**To do**:
Your task is to copy each line of the records that includes the string "Legg".

**Extracted entries**:

◇ ◇ ◇ ◇ ◇ ◇ ◇

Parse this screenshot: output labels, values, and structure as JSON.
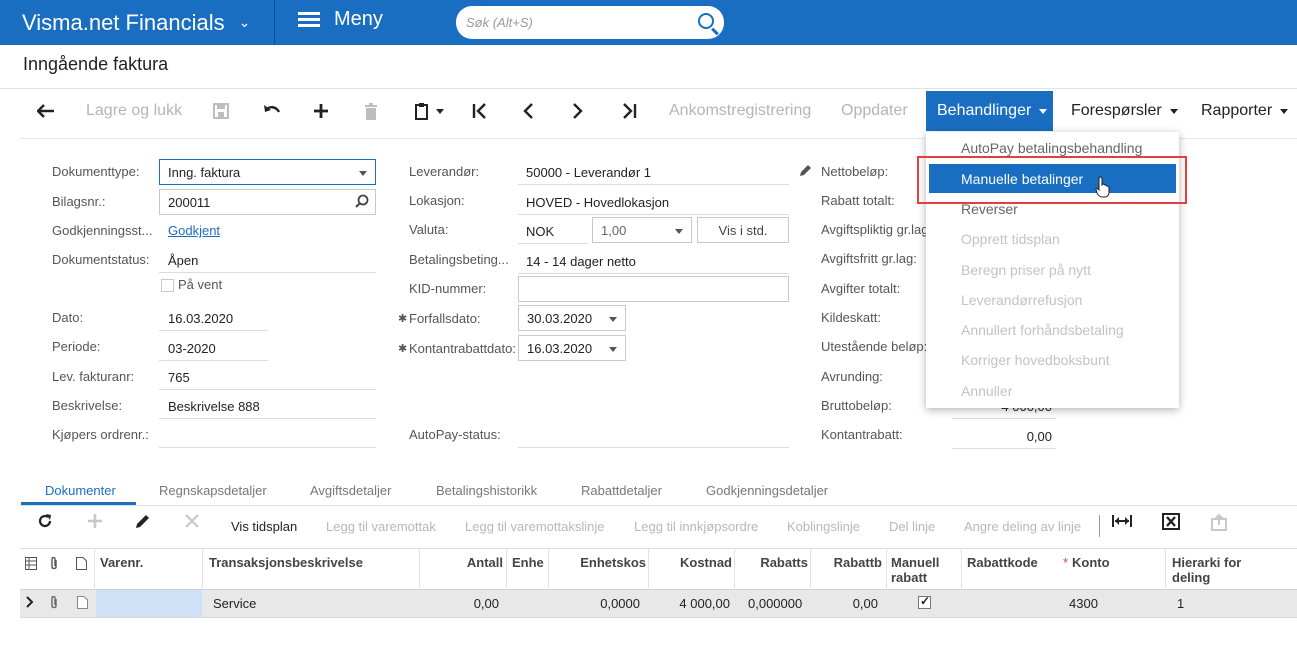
{
  "app": {
    "name": "Visma.net Financials",
    "menu_label": "Meny",
    "search_placeholder": "Søk (Alt+S)"
  },
  "page": {
    "title": "Inngående faktura"
  },
  "toolbar": {
    "save_close": "Lagre og lukk",
    "arrival_registration": "Ankomstregistrering",
    "update": "Oppdater",
    "processing": "Behandlinger",
    "inquiries": "Forespørsler",
    "reports": "Rapporter"
  },
  "processing_menu": {
    "items": [
      {
        "label": "AutoPay betalingsbehandling",
        "enabled": true
      },
      {
        "label": "Manuelle betalinger",
        "enabled": true,
        "selected": true
      },
      {
        "label": "Reverser",
        "enabled": true
      },
      {
        "label": "Opprett tidsplan",
        "enabled": false
      },
      {
        "label": "Beregn priser på nytt",
        "enabled": false
      },
      {
        "label": "Leverandørrefusjon",
        "enabled": false
      },
      {
        "label": "Annullert forhåndsbetaling",
        "enabled": false
      },
      {
        "label": "Korriger hovedboksbunt",
        "enabled": false
      },
      {
        "label": "Annuller",
        "enabled": false
      }
    ]
  },
  "form": {
    "col1": {
      "doc_type_label": "Dokumenttype:",
      "doc_type_value": "Inng. faktura",
      "voucher_label": "Bilagsnr.:",
      "voucher_value": "200011",
      "approval_label": "Godkjenningsst...",
      "approval_value": "Godkjent",
      "doc_status_label": "Dokumentstatus:",
      "doc_status_value": "Åpen",
      "on_hold_label": "På vent",
      "on_hold_checked": false,
      "date_label": "Dato:",
      "date_value": "16.03.2020",
      "period_label": "Periode:",
      "period_value": "03-2020",
      "supplier_invoice_label": "Lev. fakturanr:",
      "supplier_invoice_value": "765",
      "description_label": "Beskrivelse:",
      "description_value": "Beskrivelse 888",
      "buyer_order_label": "Kjøpers ordrenr.:",
      "buyer_order_value": ""
    },
    "col2": {
      "supplier_label": "Leverandør:",
      "supplier_value": "50000 - Leverandør 1",
      "location_label": "Lokasjon:",
      "location_value": "HOVED - Hovedlokasjon",
      "currency_label": "Valuta:",
      "currency_value": "NOK",
      "rate_value": "1,00",
      "view_std_button": "Vis i std.",
      "terms_label": "Betalingsbeting...",
      "terms_value": "14 - 14 dager netto",
      "kid_label": "KID-nummer:",
      "kid_value": "",
      "due_date_label": "Forfallsdato:",
      "due_date_value": "30.03.2020",
      "cash_discount_date_label": "Kontantrabattdato:",
      "cash_discount_date_value": "16.03.2020",
      "autopay_status_label": "AutoPay-status:",
      "autopay_status_value": ""
    },
    "col3": {
      "net_label": "Nettobeløp:",
      "discount_total_label": "Rabatt totalt:",
      "taxable_label": "Avgiftspliktig gr.lag",
      "taxfree_label": "Avgiftsfritt gr.lag:",
      "tax_total_label": "Avgifter totalt:",
      "withholding_label": "Kildeskatt:",
      "outstanding_label": "Utestående beløp:",
      "rounding_label": "Avrunding:",
      "gross_label": "Bruttobeløp:",
      "gross_value": "4 000,00",
      "cash_discount_label": "Kontantrabatt:",
      "cash_discount_value": "0,00"
    }
  },
  "tabs": [
    "Dokumenter",
    "Regnskapsdetaljer",
    "Avgiftsdetaljer",
    "Betalingshistorikk",
    "Rabattdetaljer",
    "Godkjenningsdetaljer"
  ],
  "grid_toolbar": {
    "show_schedule": "Vis tidsplan",
    "add_receipt": "Legg til varemottak",
    "add_receipt_line": "Legg til varemottakslinje",
    "add_purchase_order": "Legg til innkjøpsordre",
    "link_line": "Koblingslinje",
    "split_line": "Del linje",
    "undo_split": "Angre deling av linje"
  },
  "table": {
    "headers": {
      "item_no": "Varenr.",
      "description": "Transaksjonsbeskrivelse",
      "qty": "Antall",
      "unit": "Enhe",
      "unit_cost": "Enhetskos",
      "cost": "Kostnad",
      "discount_pct": "Rabatts",
      "discount_amt": "Rabattb",
      "manual_discount": "Manuell rabatt",
      "discount_code": "Rabattkode",
      "account": "Konto",
      "hierarchy": "Hierarki for deling"
    },
    "rows": [
      {
        "item_no": "",
        "description": "Service",
        "qty": "0,00",
        "unit": "",
        "unit_cost": "0,0000",
        "cost": "4 000,00",
        "discount_pct": "0,000000",
        "discount_amt": "0,00",
        "manual_discount": true,
        "discount_code": "",
        "account": "4300",
        "hierarchy": "1"
      }
    ]
  },
  "colors": {
    "brand": "#1a6ec2",
    "highlight_box": "#e04040",
    "row_selected": "#e8e8e8"
  }
}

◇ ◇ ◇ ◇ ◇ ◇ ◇

**Output below**:
    "add_receipt": "Legg til varemottak",
    "add_receipt_line": "Legg til varemottakslinje",
    "add_purchase_order": "Legg til innkjøpsordre",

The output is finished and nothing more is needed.